He continued: “It’s a step in the right direction - something that people have been wanting for many, many years and I think it’s long overdue. I think it’s a facility the county has needed for a very long time.”

But Dorothy Fairburn, North Regional Director of landowner’s organisation the Country Land and Business Association (CLA), said: “Surveys have shown the public want clearer indications on maps about where you can go and what you can do rather than more access, which can often have an adverse affect on farmers and other rural business owners in the area.”

She said more than 90 per cent of the English coast was already accessible and the £40m being spent nationally to complete the path would be better spent on other projects adding: “England has over 115,000 miles of public rights of way and more than 90 percent of the coast, which is not developed or in use by the military, is already accessible.

“The Government estimates it will cost a further £40m to complete the coast path programme over the next five years and this is money the CLA feels could be much better spent elsewhere.”

Work should start early next year on the Lancashire routes, with public consultation promised.

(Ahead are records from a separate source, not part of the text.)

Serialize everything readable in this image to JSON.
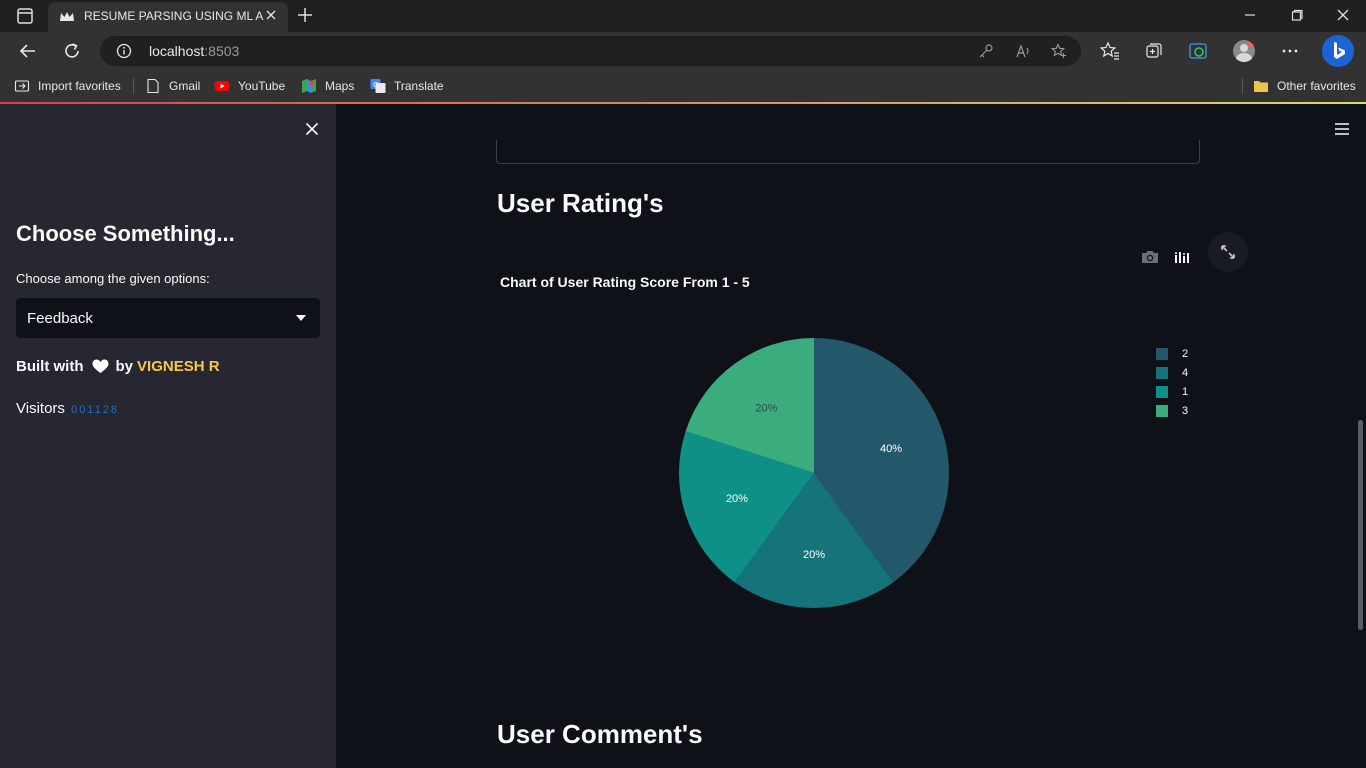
{
  "browser": {
    "tab_title": "RESUME PARSING USING ML AN",
    "url_host": "localhost",
    "url_port": ":8503",
    "favorites": [
      {
        "label": "Import favorites",
        "icon": "import-icon"
      },
      {
        "label": "Gmail",
        "icon": "page-icon"
      },
      {
        "label": "YouTube",
        "icon": "youtube-icon"
      },
      {
        "label": "Maps",
        "icon": "maps-icon"
      },
      {
        "label": "Translate",
        "icon": "translate-icon"
      }
    ],
    "other_favorites": "Other favorites"
  },
  "sidebar": {
    "title": "Choose Something...",
    "select_label": "Choose among the given options:",
    "select_value": "Feedback",
    "built_with": "Built with",
    "by": "by",
    "author": "VIGNESH R",
    "visitors_label": "Visitors",
    "visitors_count": "001128"
  },
  "main": {
    "rating_heading": "User Rating's",
    "comment_heading": "User Comment's"
  },
  "chart_data": {
    "type": "pie",
    "title": "Chart of User Rating Score From 1 - 5",
    "slices": [
      {
        "label": "2",
        "value": 40,
        "text": "40%",
        "color": "#23586a"
      },
      {
        "label": "4",
        "value": 20,
        "text": "20%",
        "color": "#147479"
      },
      {
        "label": "1",
        "value": 20,
        "text": "20%",
        "color": "#0f9086"
      },
      {
        "label": "3",
        "value": 20,
        "text": "20%",
        "color": "#3aac7e"
      }
    ],
    "legend_position": "top-right",
    "direction": "clockwise",
    "start": "top"
  }
}
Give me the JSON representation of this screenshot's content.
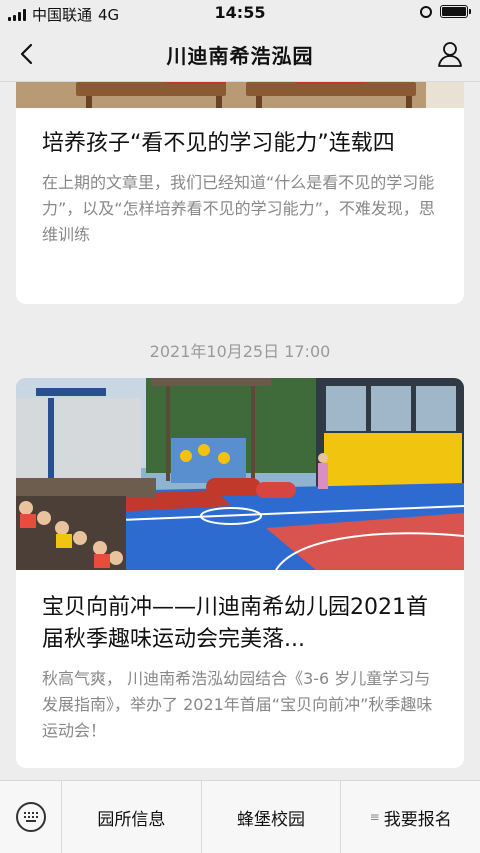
{
  "status": {
    "carrier": "中国联通",
    "network": "4G",
    "time": "14:55"
  },
  "nav": {
    "title": "川迪南希浩泓园",
    "back_icon": "chevron-left-icon",
    "profile_icon": "user-icon"
  },
  "articles": [
    {
      "title": "培养孩子“看不见的学习能力”连载四",
      "summary": "在上期的文章里，我们已经知道“什么是看不见的学习能力”，以及“怎样培养看不见的学习能力”，不难发现，思维训练"
    },
    {
      "timestamp": "2021年10月25日 17:00",
      "title": "宝贝向前冲——川迪南希幼儿园2021首届秋季趣味运动会完美落...",
      "summary": "秋高气爽， 川迪南希浩泓幼园结合《3-6 岁儿童学习与发展指南》，举办了 2021年首届“宝贝向前冲”秋季趣味运动会！"
    }
  ],
  "bottom_menu": {
    "keyboard_icon": "keyboard-icon",
    "items": [
      {
        "label": "园所信息"
      },
      {
        "label": "蜂堡校园"
      },
      {
        "label": "我要报名",
        "has_submenu": true
      }
    ]
  }
}
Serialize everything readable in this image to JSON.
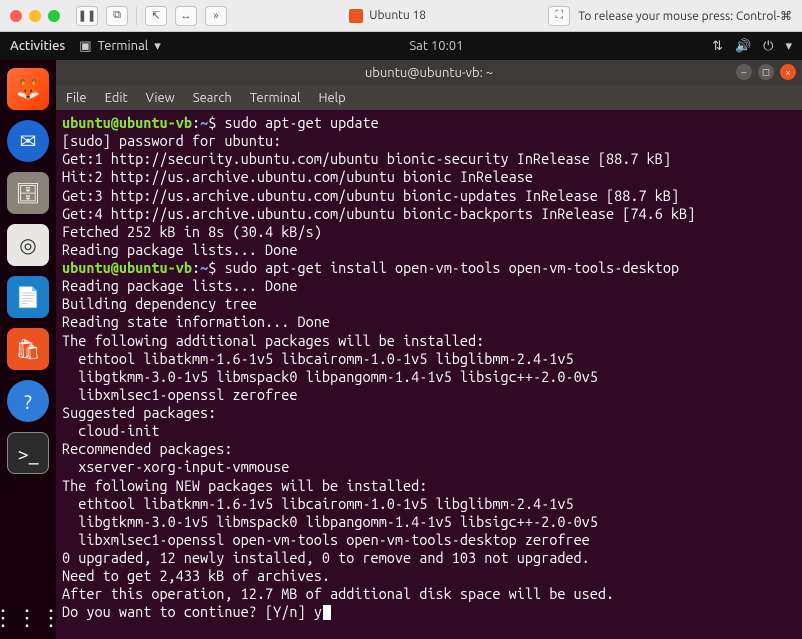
{
  "host": {
    "tab_label": "Ubuntu 18",
    "release_hint": "To release your mouse press: Control-⌘"
  },
  "gnome": {
    "activities": "Activities",
    "app_label": "Terminal",
    "clock": "Sat 10:01"
  },
  "window": {
    "title": "ubuntu@ubuntu-vb: ~"
  },
  "menu": {
    "file": "File",
    "edit": "Edit",
    "view": "View",
    "search": "Search",
    "terminal": "Terminal",
    "help": "Help"
  },
  "prompt": {
    "user": "ubuntu",
    "at": "@",
    "host": "ubuntu-vb",
    "path": "~",
    "sigil": "$"
  },
  "cmds": {
    "c1": "sudo apt-get update",
    "c2": "sudo apt-get install open-vm-tools open-vm-tools-desktop"
  },
  "out": {
    "l0": "[sudo] password for ubuntu:",
    "l1": "Get:1 http://security.ubuntu.com/ubuntu bionic-security InRelease [88.7 kB]",
    "l2": "Hit:2 http://us.archive.ubuntu.com/ubuntu bionic InRelease",
    "l3": "Get:3 http://us.archive.ubuntu.com/ubuntu bionic-updates InRelease [88.7 kB]",
    "l4": "Get:4 http://us.archive.ubuntu.com/ubuntu bionic-backports InRelease [74.6 kB]",
    "l5": "Fetched 252 kB in 8s (30.4 kB/s)",
    "l6": "Reading package lists... Done",
    "l7": "Reading package lists... Done",
    "l8": "Building dependency tree",
    "l9": "Reading state information... Done",
    "l10": "The following additional packages will be installed:",
    "l11": "  ethtool libatkmm-1.6-1v5 libcairomm-1.0-1v5 libglibmm-2.4-1v5",
    "l12": "  libgtkmm-3.0-1v5 libmspack0 libpangomm-1.4-1v5 libsigc++-2.0-0v5",
    "l13": "  libxmlsec1-openssl zerofree",
    "l14": "Suggested packages:",
    "l15": "  cloud-init",
    "l16": "Recommended packages:",
    "l17": "  xserver-xorg-input-vmmouse",
    "l18": "The following NEW packages will be installed:",
    "l19": "  ethtool libatkmm-1.6-1v5 libcairomm-1.0-1v5 libglibmm-2.4-1v5",
    "l20": "  libgtkmm-3.0-1v5 libmspack0 libpangomm-1.4-1v5 libsigc++-2.0-0v5",
    "l21": "  libxmlsec1-openssl open-vm-tools open-vm-tools-desktop zerofree",
    "l22": "0 upgraded, 12 newly installed, 0 to remove and 103 not upgraded.",
    "l23": "Need to get 2,433 kB of archives.",
    "l24": "After this operation, 12.7 MB of additional disk space will be used.",
    "l25": "Do you want to continue? [Y/n] y"
  }
}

There will be no additional costs to the council until 2020 when a quarter of the £60,000 path maintenance costs will have to be met by the council.

The council stressed land ownership will not change, but rights of public pedestrian access will be legalised.

The existing Lancashire Coastal Path covers 114 km from Silverdale to Freckleton but substantial parts of the route go inland, as it mainly follows existing public rights of way.

It is predicted the county’s new Coast Path will be just over 150km, with 40km of new route. The council says new access points will be created, existing access secured and improved and accessibility upgraded with, for example, stiles replaced with gates and, where possible, barriers removed altogether.

Natural England will take the lead in negotiating with landowners and will have responsibility for identifying access areas and making a proposal to the Government.

If the Secretary of State gives approval access will then be created.